Dr. Jeffrey Johnson of the School of Public Health at the University of Alberta and colleagues conducted a systematic review and meta-analysis of randomized-controlled trials and observational studies involving more than 2.6 million patients.
People with type 2 diabetes are at risk of several types of cancer, including a 40 percent increased risk of bladder cancer, compared with people without diabetes, said Johnson, the study co-author.
Previous studies showed a higher incidence of bladder cancer in people taking pioglitazone, a type of thiazolidinedione -- a class of medications used in the treatment of type 2 diabetes introduced in the late 1990s.
"We observed an increased risk of bladder cancer associated with the use of thiazolidinediones," Johnson said in a statement. "In particular, use of pioglitazone was associated with an increased risk of bladder cancer based on a pooled estimate from three cohort studies involving more than 1.7 million individuals."

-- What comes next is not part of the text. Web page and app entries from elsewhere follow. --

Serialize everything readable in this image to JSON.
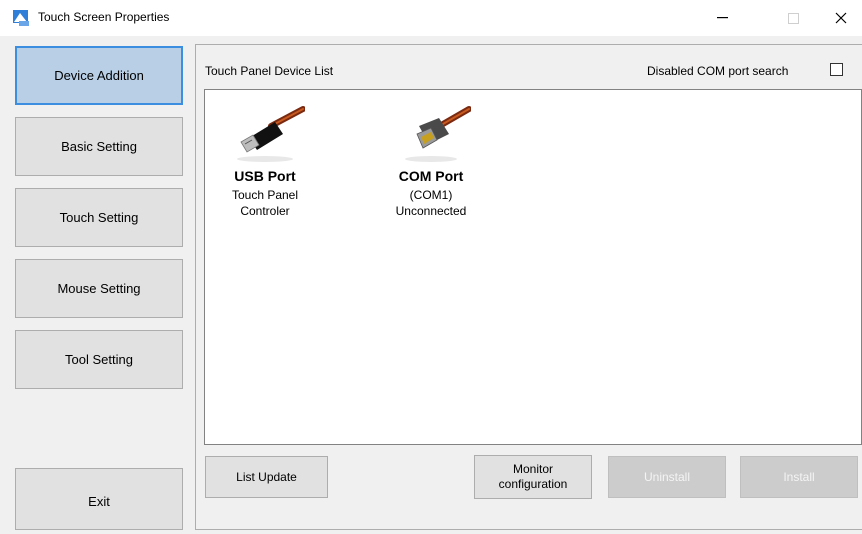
{
  "window": {
    "title": "Touch Screen Properties",
    "controls": {
      "minimize": "—",
      "maximize": "☐",
      "close": "✕"
    }
  },
  "nav": {
    "items": [
      {
        "label": "Device Addition",
        "active": true
      },
      {
        "label": "Basic Setting",
        "active": false
      },
      {
        "label": "Touch Setting",
        "active": false
      },
      {
        "label": "Mouse Setting",
        "active": false
      },
      {
        "label": "Tool Setting",
        "active": false
      }
    ],
    "exit_label": "Exit"
  },
  "main": {
    "list_title": "Touch Panel Device List",
    "com_search_label": "Disabled COM port search",
    "com_search_checked": false,
    "devices": [
      {
        "title": "USB Port",
        "line1": "Touch Panel",
        "line2": "Controler",
        "icon": "usb-cable-icon"
      },
      {
        "title": "COM Port",
        "line1": "(COM1)",
        "line2": "Unconnected",
        "icon": "serial-cable-icon"
      }
    ],
    "buttons": {
      "list_update": "List Update",
      "monitor_config": "Monitor configuration",
      "uninstall": "Uninstall",
      "install": "Install"
    }
  },
  "colors": {
    "active_border": "#3c8fe0",
    "active_bg": "#b8cfe6",
    "button_bg": "#e1e1e1",
    "disabled_bg": "#cccccc"
  }
}
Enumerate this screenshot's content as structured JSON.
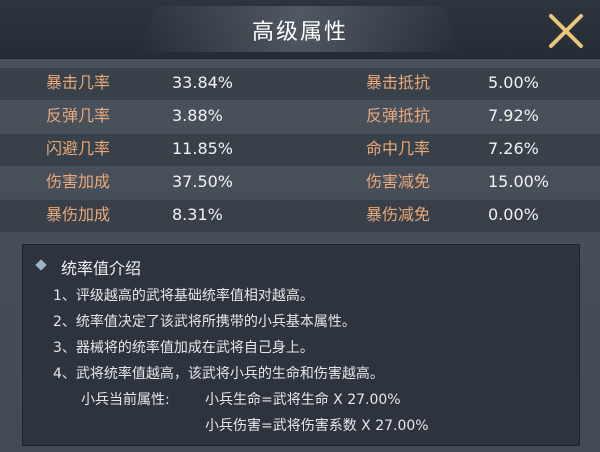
{
  "title": "高级属性",
  "close_icon": "close-x-icon",
  "stats_left": [
    {
      "label": "暴击几率",
      "value": "33.84%"
    },
    {
      "label": "反弹几率",
      "value": "3.88%"
    },
    {
      "label": "闪避几率",
      "value": "11.85%"
    },
    {
      "label": "伤害加成",
      "value": "37.50%"
    },
    {
      "label": "暴伤加成",
      "value": "8.31%"
    }
  ],
  "stats_right": [
    {
      "label": "暴击抵抗",
      "value": "5.00%"
    },
    {
      "label": "反弹抵抗",
      "value": "7.92%"
    },
    {
      "label": "命中几率",
      "value": "7.26%"
    },
    {
      "label": "伤害减免",
      "value": "15.00%"
    },
    {
      "label": "暴伤减免",
      "value": "0.00%"
    }
  ],
  "info": {
    "title": "统率值介绍",
    "lines": [
      "1、评级越高的武将基础统率值相对越高。",
      "2、统率值决定了该武将所携带的小兵基本属性。",
      "3、器械将的统率值加成在武将自己身上。",
      "4、武将统率值越高，该武将小兵的生命和伤害越高。"
    ],
    "formula_label": "小兵当前属性:",
    "formula_1": "小兵生命=武将生命 X 27.00%",
    "formula_2": "小兵伤害=武将伤害系数 X 27.00%"
  },
  "colors": {
    "label": "#e8a87a",
    "value": "#f2f2f2",
    "close": "#e9c67a"
  }
}
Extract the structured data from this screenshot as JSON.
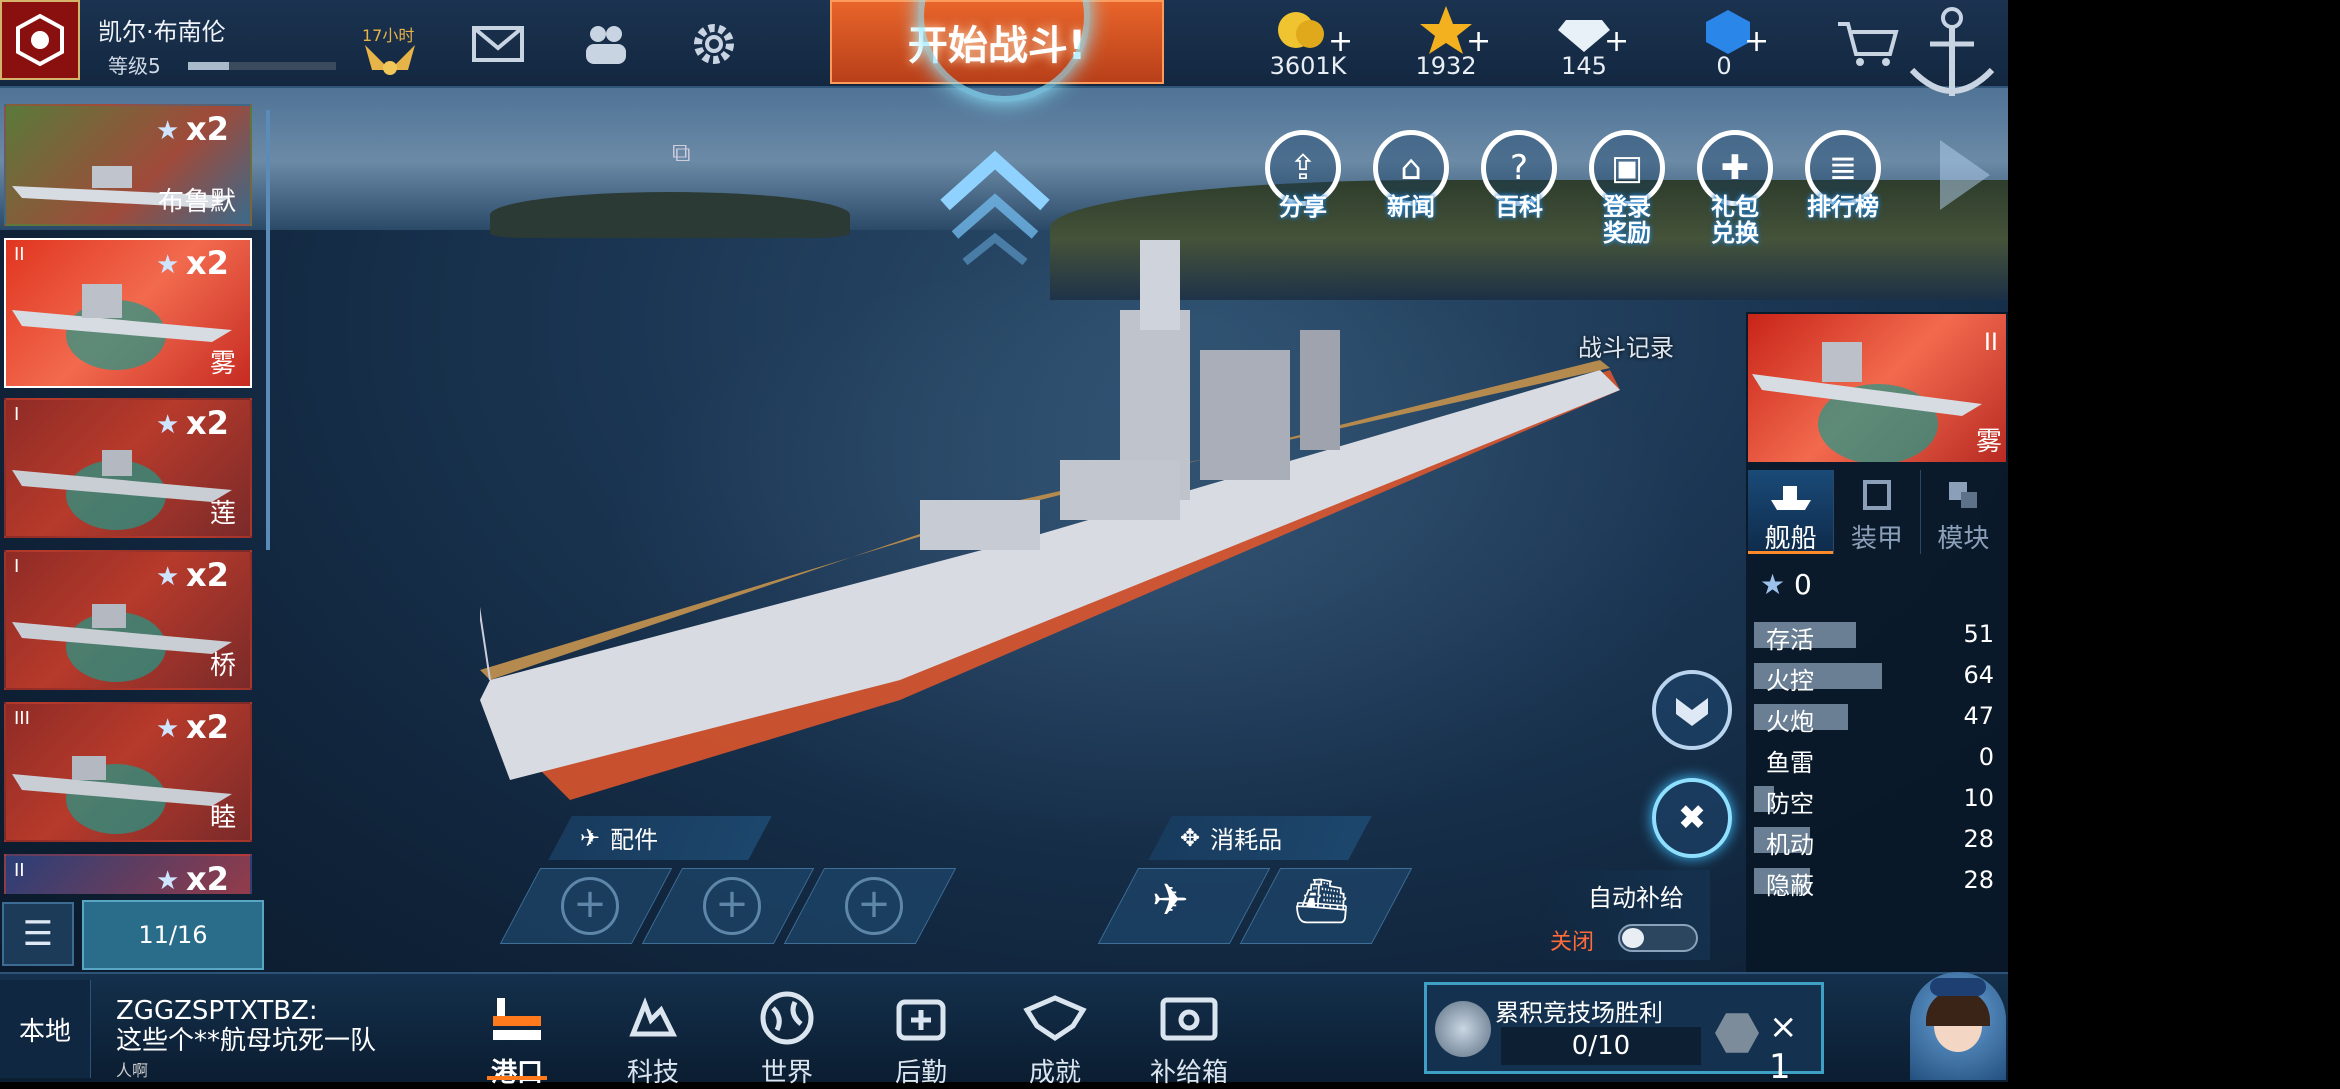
{
  "player": {
    "name": "凯尔·布南伦",
    "level": "等级5",
    "xp_fraction": 0.28,
    "timer": "17小时"
  },
  "top": {
    "battle_button": "开始战斗!",
    "resources": [
      {
        "icon": "gold-coin-icon",
        "value": "3601K"
      },
      {
        "icon": "star-icon",
        "value": "1932"
      },
      {
        "icon": "diamond-icon",
        "value": "145"
      },
      {
        "icon": "blue-gem-icon",
        "value": "0"
      }
    ]
  },
  "fleet": {
    "cards": [
      {
        "name": "布鲁默",
        "multiplier": "x2",
        "rank": ""
      },
      {
        "name": "雾",
        "multiplier": "x2",
        "rank": "II"
      },
      {
        "name": "莲",
        "multiplier": "x2",
        "rank": "I"
      },
      {
        "name": "桥",
        "multiplier": "x2",
        "rank": "I"
      },
      {
        "name": "睦",
        "multiplier": "x2",
        "rank": "III"
      },
      {
        "name": "",
        "multiplier": "x2",
        "rank": "II"
      }
    ],
    "count": "11/16"
  },
  "functions": [
    {
      "label": "分享",
      "icon": "share-icon"
    },
    {
      "label": "新闻",
      "icon": "news-icon"
    },
    {
      "label": "百科",
      "icon": "encyclopedia-icon"
    },
    {
      "label": "登录\n奖励",
      "icon": "login-reward-icon"
    },
    {
      "label": "礼包\n兑换",
      "icon": "gift-exchange-icon"
    },
    {
      "label": "排行榜",
      "icon": "leaderboard-icon"
    }
  ],
  "battle_log": "战斗记录",
  "right_panel": {
    "ship_name": "雾",
    "ship_rank": "II",
    "tabs": [
      "舰船",
      "装甲",
      "模块"
    ],
    "stars": "0",
    "stats": [
      {
        "label": "存活",
        "value": "51"
      },
      {
        "label": "火控",
        "value": "64"
      },
      {
        "label": "火炮",
        "value": "47"
      },
      {
        "label": "鱼雷",
        "value": "0"
      },
      {
        "label": "防空",
        "value": "10"
      },
      {
        "label": "机动",
        "value": "28"
      },
      {
        "label": "隐蔽",
        "value": "28"
      }
    ]
  },
  "slots": {
    "parts_label": "配件",
    "consumables_label": "消耗品"
  },
  "auto_supply": {
    "title": "自动补给",
    "state": "关闭"
  },
  "chat": {
    "tab": "本地",
    "sender": "ZGGZSPTXTBZ:",
    "message": "这些个**航母坑死一队",
    "tail": "人啊"
  },
  "nav": [
    {
      "label": "港口",
      "icon": "harbor-icon"
    },
    {
      "label": "科技",
      "icon": "tech-icon"
    },
    {
      "label": "世界",
      "icon": "globe-icon"
    },
    {
      "label": "后勤",
      "icon": "logistics-icon"
    },
    {
      "label": "成就",
      "icon": "achievement-icon"
    },
    {
      "label": "补给箱",
      "icon": "supply-box-icon"
    }
  ],
  "arena": {
    "title": "累积竞技场胜利",
    "progress": "0/10",
    "multiplier": "× 1"
  }
}
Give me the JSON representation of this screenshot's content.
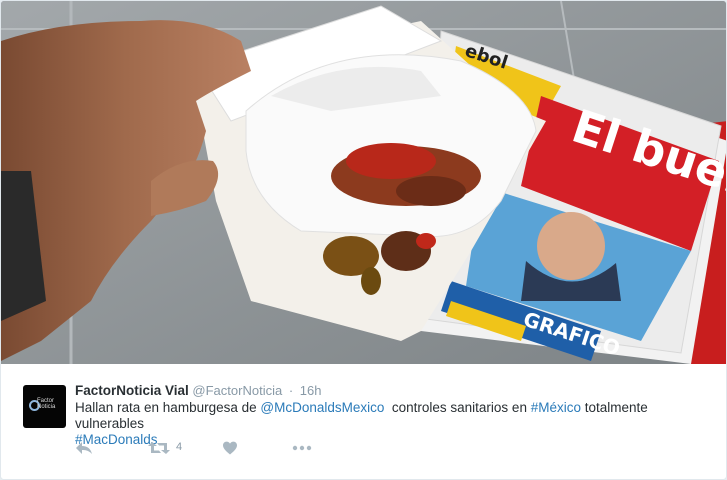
{
  "tweet": {
    "avatar_text": "Factor Noticia",
    "name": "FactorNoticia Vial",
    "handle": "@FactorNoticia",
    "separator": "·",
    "time": "16h",
    "text_part1": "Hallan rata en hamburgesa de ",
    "mention": "@McDonaldsMexico",
    "text_part2": "  controles sanitarios en ",
    "hashtag1": "#México",
    "text_part3": " totalmente vulnerables",
    "hashtag2": "#MacDonalds",
    "retweet_count": "4"
  },
  "photo": {
    "newspaper_headline": "El buen",
    "newspaper_footer": "GRAFICO",
    "newspaper_top": "ebol"
  },
  "icons": {
    "reply": "reply-icon",
    "retweet": "retweet-icon",
    "like": "heart-icon",
    "more": "more-icon"
  },
  "colors": {
    "name": "#292f33",
    "meta": "#8899a6",
    "link": "#2b7bb9",
    "icon": "#aab8c2"
  }
}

However, the study, published in the Canadian Medical Association Journal, also looked for an association with the medication rosiglitazone, another type of thiazolidinedione, but did not see an effect.
"Although the absolute risk of bladder cancer associated with pioglitazone was small, other evidence-based treatments for type 2 diabetes may be equally effective and do not carry a risk of cancer," the research team said.